─── PROVIDED RECORDS

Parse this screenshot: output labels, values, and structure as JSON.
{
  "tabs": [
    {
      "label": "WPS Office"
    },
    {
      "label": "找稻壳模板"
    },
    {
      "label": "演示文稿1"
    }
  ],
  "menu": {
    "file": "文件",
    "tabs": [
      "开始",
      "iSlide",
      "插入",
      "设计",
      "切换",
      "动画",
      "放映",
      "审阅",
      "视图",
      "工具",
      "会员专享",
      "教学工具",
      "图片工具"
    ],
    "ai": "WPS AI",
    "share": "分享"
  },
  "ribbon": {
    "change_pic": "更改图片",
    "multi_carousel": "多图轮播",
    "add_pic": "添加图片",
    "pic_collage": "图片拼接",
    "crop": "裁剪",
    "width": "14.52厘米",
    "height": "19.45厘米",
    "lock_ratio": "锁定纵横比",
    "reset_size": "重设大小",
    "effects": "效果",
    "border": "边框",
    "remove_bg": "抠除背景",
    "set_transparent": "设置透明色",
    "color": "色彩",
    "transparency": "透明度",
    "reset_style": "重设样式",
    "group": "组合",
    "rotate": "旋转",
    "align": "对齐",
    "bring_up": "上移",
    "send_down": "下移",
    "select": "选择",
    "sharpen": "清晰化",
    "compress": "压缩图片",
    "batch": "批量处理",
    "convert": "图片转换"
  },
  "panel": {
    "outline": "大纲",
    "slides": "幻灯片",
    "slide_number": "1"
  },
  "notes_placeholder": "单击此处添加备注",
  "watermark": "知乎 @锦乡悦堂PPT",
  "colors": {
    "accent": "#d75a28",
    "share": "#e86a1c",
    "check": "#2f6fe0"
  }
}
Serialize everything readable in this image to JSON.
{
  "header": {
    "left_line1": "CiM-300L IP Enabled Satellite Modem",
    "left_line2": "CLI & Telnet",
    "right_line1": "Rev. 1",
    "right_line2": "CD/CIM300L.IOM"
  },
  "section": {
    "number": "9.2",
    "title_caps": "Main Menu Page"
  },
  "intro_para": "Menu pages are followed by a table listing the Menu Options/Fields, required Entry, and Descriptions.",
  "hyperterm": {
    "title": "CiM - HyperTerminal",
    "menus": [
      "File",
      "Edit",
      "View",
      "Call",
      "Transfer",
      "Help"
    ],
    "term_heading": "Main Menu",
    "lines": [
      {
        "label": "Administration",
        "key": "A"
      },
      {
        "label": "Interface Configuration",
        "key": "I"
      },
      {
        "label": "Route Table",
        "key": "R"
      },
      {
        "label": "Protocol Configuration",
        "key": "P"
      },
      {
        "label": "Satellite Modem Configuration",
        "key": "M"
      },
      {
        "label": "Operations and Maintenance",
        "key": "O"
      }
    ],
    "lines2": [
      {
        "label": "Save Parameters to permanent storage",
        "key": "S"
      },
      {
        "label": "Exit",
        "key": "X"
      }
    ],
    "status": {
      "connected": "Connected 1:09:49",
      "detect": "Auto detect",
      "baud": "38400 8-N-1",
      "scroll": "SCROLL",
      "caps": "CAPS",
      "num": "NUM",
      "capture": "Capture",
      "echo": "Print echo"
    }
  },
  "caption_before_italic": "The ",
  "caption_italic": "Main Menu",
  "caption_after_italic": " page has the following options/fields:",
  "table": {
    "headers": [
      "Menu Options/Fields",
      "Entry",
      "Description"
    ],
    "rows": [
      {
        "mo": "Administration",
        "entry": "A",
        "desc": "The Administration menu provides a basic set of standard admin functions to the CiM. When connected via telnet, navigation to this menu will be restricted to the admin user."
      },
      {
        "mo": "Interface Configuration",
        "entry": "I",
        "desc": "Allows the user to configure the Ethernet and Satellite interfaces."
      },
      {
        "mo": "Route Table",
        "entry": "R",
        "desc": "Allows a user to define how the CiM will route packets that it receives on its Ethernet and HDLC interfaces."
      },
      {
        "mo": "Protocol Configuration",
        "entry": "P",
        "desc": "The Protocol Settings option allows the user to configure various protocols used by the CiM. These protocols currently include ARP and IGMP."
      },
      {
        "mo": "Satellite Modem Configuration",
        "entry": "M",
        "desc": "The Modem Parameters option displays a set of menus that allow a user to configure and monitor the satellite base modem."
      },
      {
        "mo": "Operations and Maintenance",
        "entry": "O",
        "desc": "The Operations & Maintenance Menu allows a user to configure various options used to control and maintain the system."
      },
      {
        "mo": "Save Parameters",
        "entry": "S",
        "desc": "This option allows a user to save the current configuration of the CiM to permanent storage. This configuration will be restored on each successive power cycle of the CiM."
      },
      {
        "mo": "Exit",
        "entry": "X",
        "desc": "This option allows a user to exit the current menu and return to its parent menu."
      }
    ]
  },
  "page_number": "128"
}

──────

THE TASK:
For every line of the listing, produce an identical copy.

EXERCISE SOLUTION:
Parse this screenshot: output labels, values, and structure as JSON.
{
  "tabs": [
    {
      "label": "WPS Office"
    },
    {
      "label": "找稻壳模板"
    },
    {
      "label": "演示文稿1"
    }
  ],
  "menu": {
    "file": "文件",
    "tabs": [
      "开始",
      "iSlide",
      "插入",
      "设计",
      "切换",
      "动画",
      "放映",
      "审阅",
      "视图",
      "工具",
      "会员专享",
      "教学工具",
      "图片工具"
    ],
    "ai": "WPS AI",
    "share": "分享"
  },
  "ribbon": {
    "change_pic": "更改图片",
    "multi_carousel": "多图轮播",
    "add_pic": "添加图片",
    "pic_collage": "图片拼接",
    "crop": "裁剪",
    "width": "14.52厘米",
    "height": "19.45厘米",
    "lock_ratio": "锁定纵横比",
    "reset_size": "重设大小",
    "effects": "效果",
    "border": "边框",
    "remove_bg": "抠除背景",
    "set_transparent": "设置透明色",
    "color": "色彩",
    "transparency": "透明度",
    "reset_style": "重设样式",
    "group": "组合",
    "rotate": "旋转",
    "align": "对齐",
    "bring_up": "上移",
    "send_down": "下移",
    "select": "选择",
    "sharpen": "清晰化",
    "compress": "压缩图片",
    "batch": "批量处理",
    "convert": "图片转换"
  },
  "panel": {
    "outline": "大纲",
    "slides": "幻灯片",
    "slide_number": "1"
  },
  "notes_placeholder": "单击此处添加备注",
  "watermark": "知乎 @锦乡悦堂PPT",
  "colors": {
    "accent": "#d75a28",
    "share": "#e86a1c",
    "check": "#2f6fe0"
  }
}
Serialize everything readable in this image to JSON.
{
  "header": {
    "left_line1": "CiM-300L IP Enabled Satellite Modem",
    "left_line2": "CLI & Telnet",
    "right_line1": "Rev. 1",
    "right_line2": "CD/CIM300L.IOM"
  },
  "section": {
    "number": "9.2",
    "title_caps": "Main Menu Page"
  },
  "intro_para": "Menu pages are followed by a table listing the Menu Options/Fields, required Entry, and Descriptions.",
  "hyperterm": {
    "title": "CiM - HyperTerminal",
    "menus": [
      "File",
      "Edit",
      "View",
      "Call",
      "Transfer",
      "Help"
    ],
    "term_heading": "Main Menu",
    "lines": [
      {
        "label": "Administration",
        "key": "A"
      },
      {
        "label": "Interface Configuration",
        "key": "I"
      },
      {
        "label": "Route Table",
        "key": "R"
      },
      {
        "label": "Protocol Configuration",
        "key": "P"
      },
      {
        "label": "Satellite Modem Configuration",
        "key": "M"
      },
      {
        "label": "Operations and Maintenance",
        "key": "O"
      }
    ],
    "lines2": [
      {
        "label": "Save Parameters to permanent storage",
        "key": "S"
      },
      {
        "label": "Exit",
        "key": "X"
      }
    ],
    "status": {
      "connected": "Connected 1:09:49",
      "detect": "Auto detect",
      "baud": "38400 8-N-1",
      "scroll": "SCROLL",
      "caps": "CAPS",
      "num": "NUM",
      "capture": "Capture",
      "echo": "Print echo"
    }
  },
  "caption_before_italic": "The ",
  "caption_italic": "Main Menu",
  "caption_after_italic": " page has the following options/fields:",
  "table": {
    "headers": [
      "Menu Options/Fields",
      "Entry",
      "Description"
    ],
    "rows": [
      {
        "mo": "Administration",
        "entry": "A",
        "desc": "The Administration menu provides a basic set of standard admin functions to the CiM. When connected via telnet, navigation to this menu will be restricted to the admin user."
      },
      {
        "mo": "Interface Configuration",
        "entry": "I",
        "desc": "Allows the user to configure the Ethernet and Satellite interfaces."
      },
      {
        "mo": "Route Table",
        "entry": "R",
        "desc": "Allows a user to define how the CiM will route packets that it receives on its Ethernet and HDLC interfaces."
      },
      {
        "mo": "Protocol Configuration",
        "entry": "P",
        "desc": "The Protocol Settings option allows the user to configure various protocols used by the CiM. These protocols currently include ARP and IGMP."
      },
      {
        "mo": "Satellite Modem Configuration",
        "entry": "M",
        "desc": "The Modem Parameters option displays a set of menus that allow a user to configure and monitor the satellite base modem."
      },
      {
        "mo": "Operations and Maintenance",
        "entry": "O",
        "desc": "The Operations & Maintenance Menu allows a user to configure various options used to control and maintain the system."
      },
      {
        "mo": "Save Parameters",
        "entry": "S",
        "desc": "This option allows a user to save the current configuration of the CiM to permanent storage. This configuration will be restored on each successive power cycle of the CiM."
      },
      {
        "mo": "Exit",
        "entry": "X",
        "desc": "This option allows a user to exit the current menu and return to its parent menu."
      }
    ]
  },
  "page_number": "128"
}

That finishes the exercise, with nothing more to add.